One Day Sculpture  




Curatorial Statement


ONE DAY SCULPTURE is not an exhibition. You might come across it unawares, as a fleeting shift in the status quo or as a spectacular occurrence or you might just hear about it as a rumour. Each of the ONE DAY SCULPTURES will occur in its own time and its own place.


Conceived in a context in which both the format and purpose of large-scale international exhibitions or biennials are being redrafted and rethought, this project offers up a different curatorial model: one which responds to emergent forms of artistic practice in the public realm, provoking new engagements, collaborations and discussions. ONE DAY SCULPTURE sets out to challenge conventional curatorial formats which customarily contextualize temporary works within the framework of a six-week exhibition bound to a particular location, by offering the opportunity for artists and curators to work on projects which will occur autonomously, but within an overarching framework over a longer period of time.

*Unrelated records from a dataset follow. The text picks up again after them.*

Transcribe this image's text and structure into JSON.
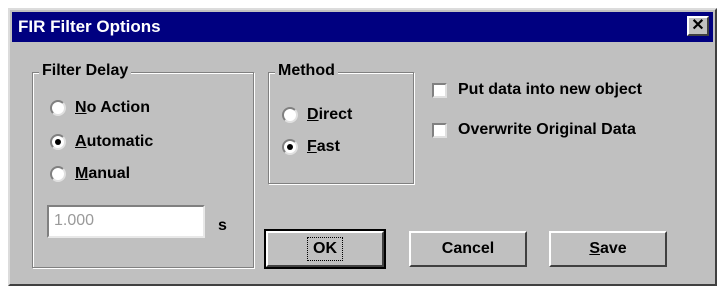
{
  "window": {
    "title": "FIR Filter Options",
    "close_glyph": "✕"
  },
  "filter_delay": {
    "label": "Filter Delay",
    "options": [
      {
        "mnemonic": "N",
        "rest": "o Action",
        "checked": false
      },
      {
        "mnemonic": "A",
        "rest": "utomatic",
        "checked": true
      },
      {
        "mnemonic": "M",
        "rest": "anual",
        "checked": false
      }
    ],
    "value": "1.000",
    "unit": "s"
  },
  "method": {
    "label": "Method",
    "options": [
      {
        "mnemonic": "D",
        "rest": "irect",
        "checked": false
      },
      {
        "mnemonic": "F",
        "rest": "ast",
        "checked": true
      }
    ]
  },
  "checkboxes": {
    "new_object": {
      "label": "Put data into new object",
      "checked": false
    },
    "overwrite": {
      "label": "Overwrite Original Data",
      "checked": false
    }
  },
  "buttons": {
    "ok": "OK",
    "cancel": "Cancel",
    "save_mnemonic": "S",
    "save_rest": "ave"
  }
}
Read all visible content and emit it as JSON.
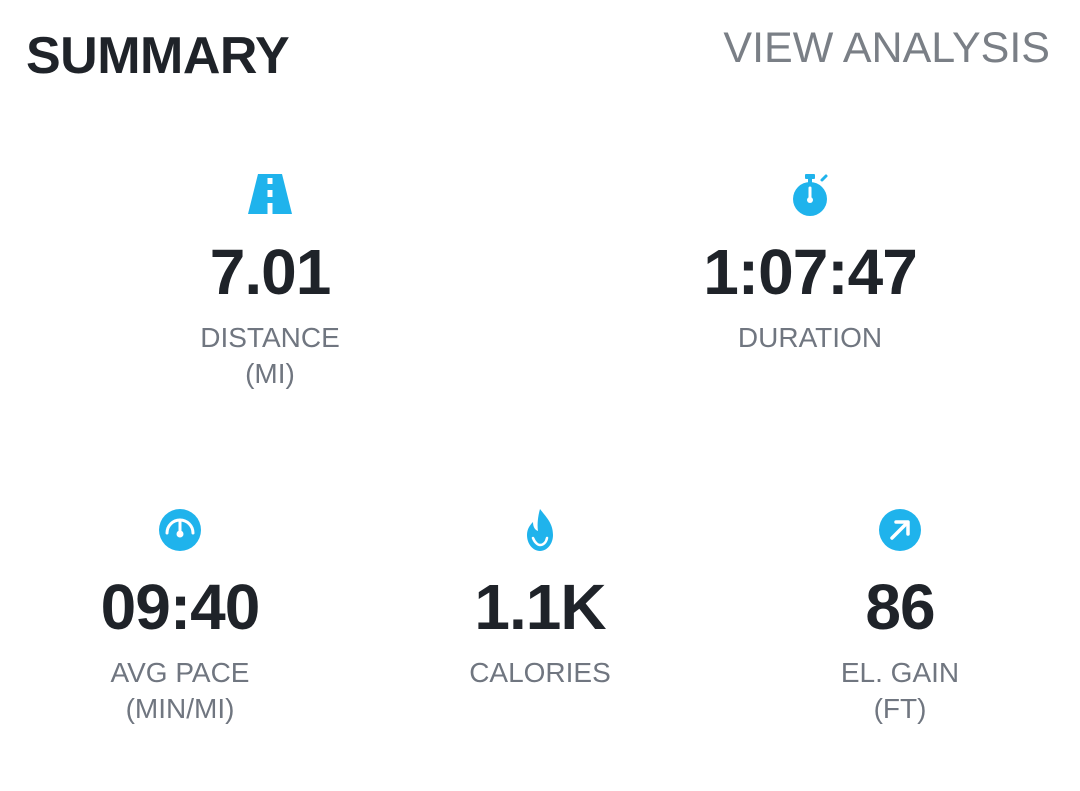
{
  "header": {
    "title": "SUMMARY",
    "link": "VIEW ANALYSIS"
  },
  "colors": {
    "accent": "#1fb3ec",
    "value_text": "#1f2329",
    "label_text": "#707680",
    "link_text": "#7a7f86"
  },
  "stats": {
    "distance": {
      "icon": "road-icon",
      "value": "7.01",
      "label": "DISTANCE",
      "unit": "(MI)"
    },
    "duration": {
      "icon": "stopwatch-icon",
      "value": "1:07:47",
      "label": "DURATION"
    },
    "pace": {
      "icon": "speedometer-icon",
      "value": "09:40",
      "label": "AVG PACE",
      "unit": "(MIN/MI)"
    },
    "calories": {
      "icon": "flame-icon",
      "value": "1.1K",
      "label": "CALORIES"
    },
    "elgain": {
      "icon": "arrow-up-right-icon",
      "value": "86",
      "label": "EL. GAIN",
      "unit": "(FT)"
    }
  }
}
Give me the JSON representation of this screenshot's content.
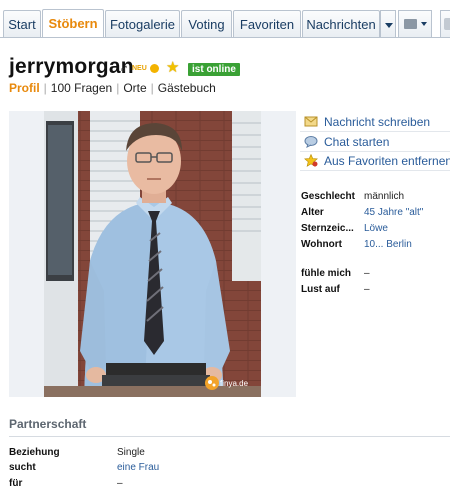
{
  "tabs": [
    {
      "label": "Start"
    },
    {
      "label": "Stöbern",
      "active": true
    },
    {
      "label": "Fotogalerie"
    },
    {
      "label": "Voting"
    },
    {
      "label": "Favoriten"
    },
    {
      "label": "Nachrichten"
    }
  ],
  "profile": {
    "username": "jerrymorgan",
    "gender_symbol": "♂",
    "new_badge": "NEU",
    "online_badge": "ist online",
    "subnav": [
      "Profil",
      "100 Fragen",
      "Orte",
      "Gästebuch"
    ]
  },
  "photo": {
    "watermark": "finya.de"
  },
  "actions": [
    {
      "label": "Nachricht schreiben",
      "icon": "envelope-icon"
    },
    {
      "label": "Chat starten",
      "icon": "chat-bubble-icon"
    },
    {
      "label": "Aus Favoriten entfernen",
      "icon": "star-remove-icon"
    }
  ],
  "details": [
    {
      "label": "Geschlecht",
      "value": "männlich"
    },
    {
      "label": "Alter",
      "value": "45 Jahre \"alt\""
    },
    {
      "label": "Sternzeic...",
      "value": "Löwe"
    },
    {
      "label": "Wohnort",
      "value": "10... Berlin"
    },
    {
      "label": "fühle mich",
      "value": "–"
    },
    {
      "label": "Lust auf",
      "value": "–"
    }
  ],
  "partnerschaft": {
    "title": "Partnerschaft",
    "rows": [
      {
        "label": "Beziehung",
        "value": "Single"
      },
      {
        "label": "sucht",
        "value": "eine Frau"
      },
      {
        "label": "für",
        "value": "–"
      }
    ]
  },
  "colors": {
    "accent_orange": "#e8890c",
    "link_blue": "#2a5c9a",
    "online_green": "#3aa135"
  }
}
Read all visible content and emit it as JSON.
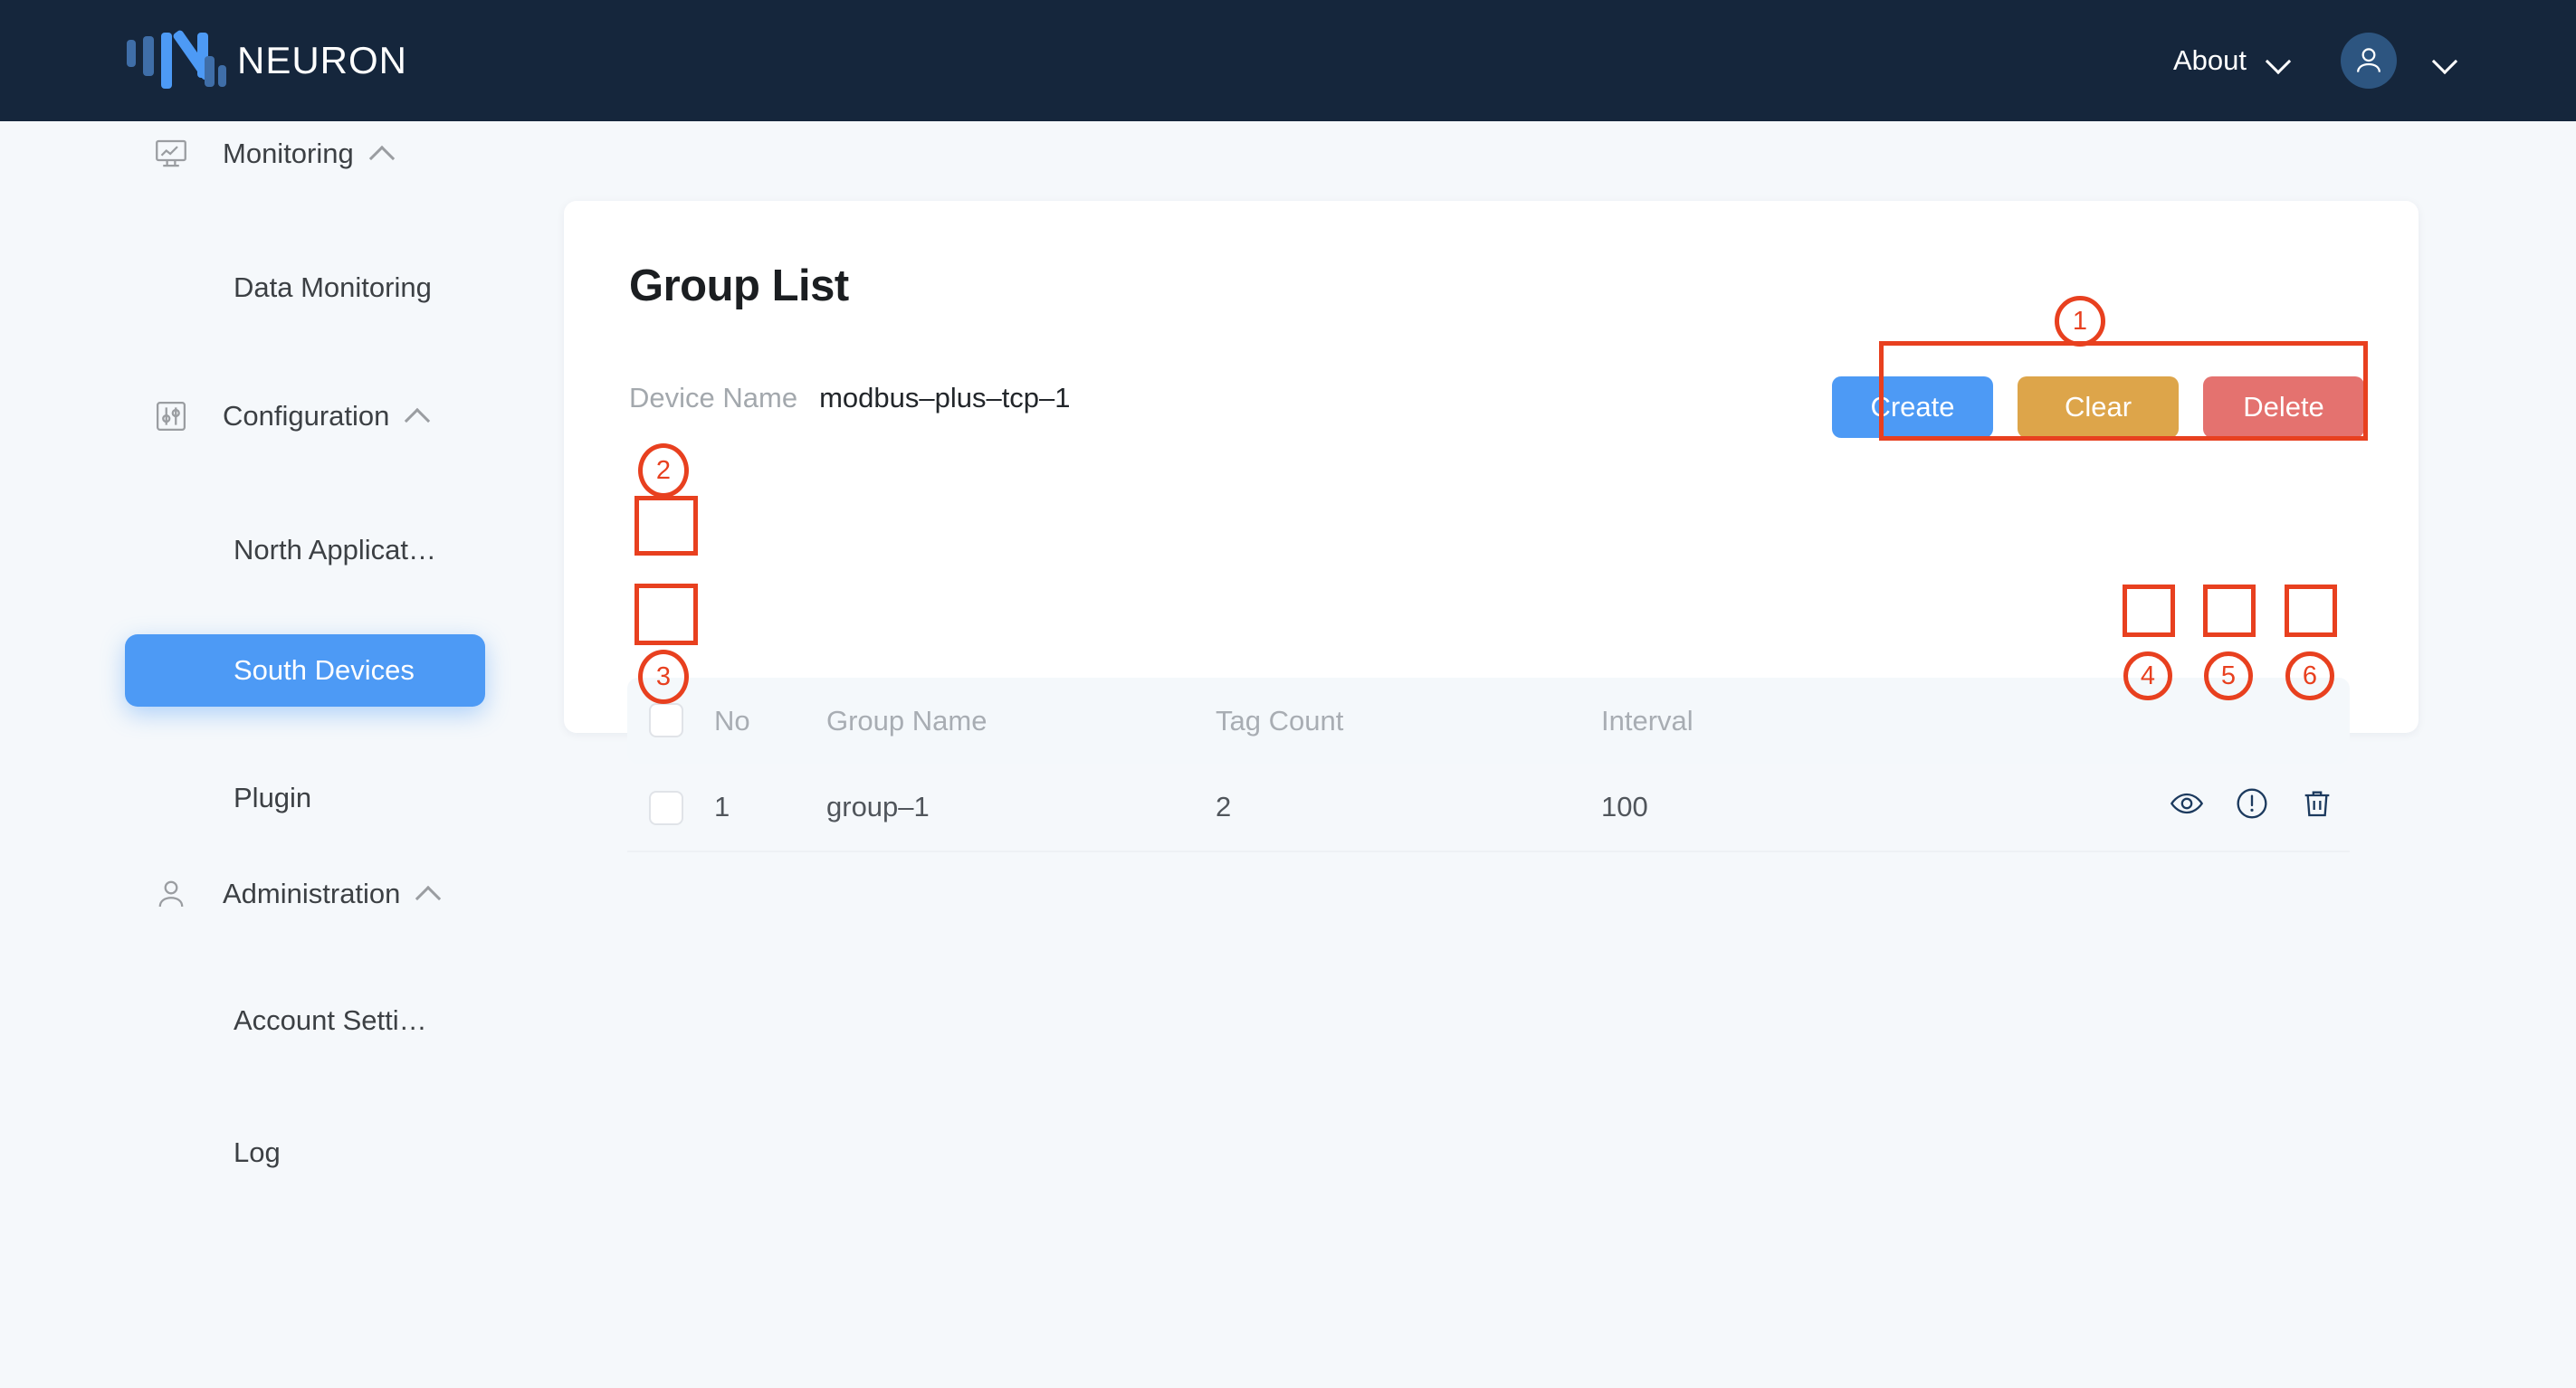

Responding to the specifics of location within their own 24-hour period, each of the ONE DAY SCULPTURE artists has the capacity to engage very different publics and to operate through a diversity of media and sites. Our selection of artists (proposed by each of the collaborating institutions) reflects our interest in challenging conventional associations of public sculpture (permanently sited, monumental and commemorative) to propose new definitions (critical, spatial, performative, interventionist).

Each curator has invited an artist to respond to the following parameters:


- Each project should occur within its own 24-hour period, though the duration, medium and location of each work is open to interpretation. Artists might also like to consider whether they wish to specifically address the durational aspect of this commission through the work, or whether ‘the day’ is simply the moment at which the work is presented to or encounters its public;


- Each project should be newly commissioned in response to the specific context of the host city. Artists should be encouraged to consider the context or place of the commission, through a research visit or residency, in its broadest sense – as a constellation of social, political or economic conditions, as mapped location or remote site, or as a figment of the social imagination;


- Each artist should be encouraged to consider the nature of public sculpture, particularly its placement in and scripting of public space and the potential for artworks to engage with new publics through the transient spaces of the everyday. All artists should be encouraged to site, perform or initiate their projects in public space, outside institutional or conventional art or museum spaces;


Conceived as the first project of its kind to be staged in New Zealand, what also marks ONE DAY SCULPTURE apart is the combination of these temporal, spatial and sculptural parameters with the one-year duration of the series. By June 2009, 21 very different artistic responses to the commissioning brief will have emerged, forming a unique portrait of contemporary sculptural practice and establishing 21 very different artistic responses to the commissioning brief will have emerged, forming a unique portrait of contemporary sculputural practice and establishing an internationally significant legacy.